Anti-chainsuck plates are also pretty easy to make out of flat plate aluminum or stainless. All you really need is a vice and a hacksaw. A dremel tool helps too. You can also customize the plate for specific chainring size combinations - although I think the Bontrager had individual tabs that could be positioned independantly.
It might be interesting to post photos of other anti-chainsuck plates here: Bontrager, Klein, Ringle ... anything else?
every bontrager antichainsuck plate I have used has either bent and/or failed. The last time it locked up the chainring, so I stopped using them. I've had more or less the same experience with IRD antichainsuck devices. Replacing chains and chain rings in a timely fashion has helped me more than those devices.

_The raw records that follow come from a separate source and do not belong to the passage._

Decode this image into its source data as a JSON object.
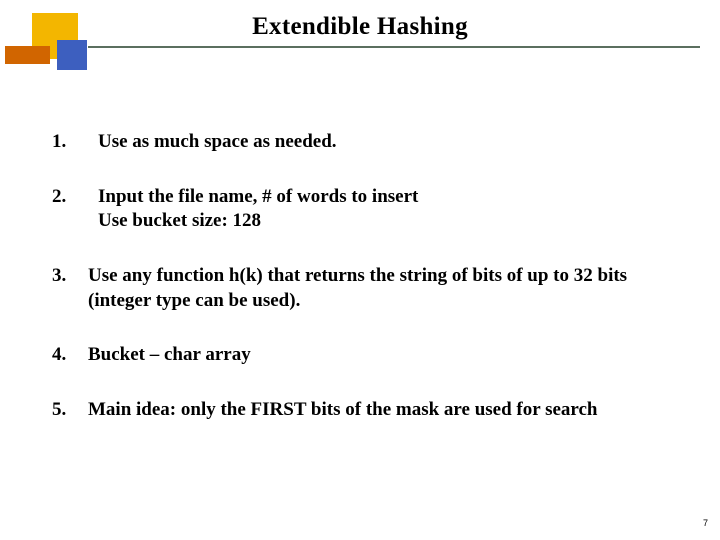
{
  "title": "Extendible Hashing",
  "items": {
    "n1": {
      "num": "1.",
      "text": "Use  as much space as needed."
    },
    "n2": {
      "num": "2.",
      "line1": "Input the file name, # of words to insert",
      "line2": "Use bucket size: 128"
    },
    "n3": {
      "num": "3.",
      "text": "Use any function h(k) that returns the string of bits of up to 32 bits (integer type can be used)."
    },
    "n4": {
      "num": "4.",
      "text": "Bucket – char array"
    },
    "n5": {
      "num": "5.",
      "text": "Main idea: only the FIRST bits of the mask are used for search"
    }
  },
  "page_number": "7"
}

Correct...which had an annoying habit of loosening on each of the 3 x allen bolts that held the individual (replaceable) plates in place.
I've only had one Bontrager chain suck plate, but I never bent it, and the bolts never loosened. That bike was my race bike, my commuter bike, my adventure bike, and my touring through Switzerland and Italy bike. The plate is still there and still not bent and the bolts are still tight. Anyway, here is a picture.
Dirt from last fall is nothing. Some of the dirt in that picture is probably from Switzerland in 96! Vintage bikes have vintage dirt.
Mountain bikers, hikers and horseback riders are not the enemy. Bulldozers are the enemy.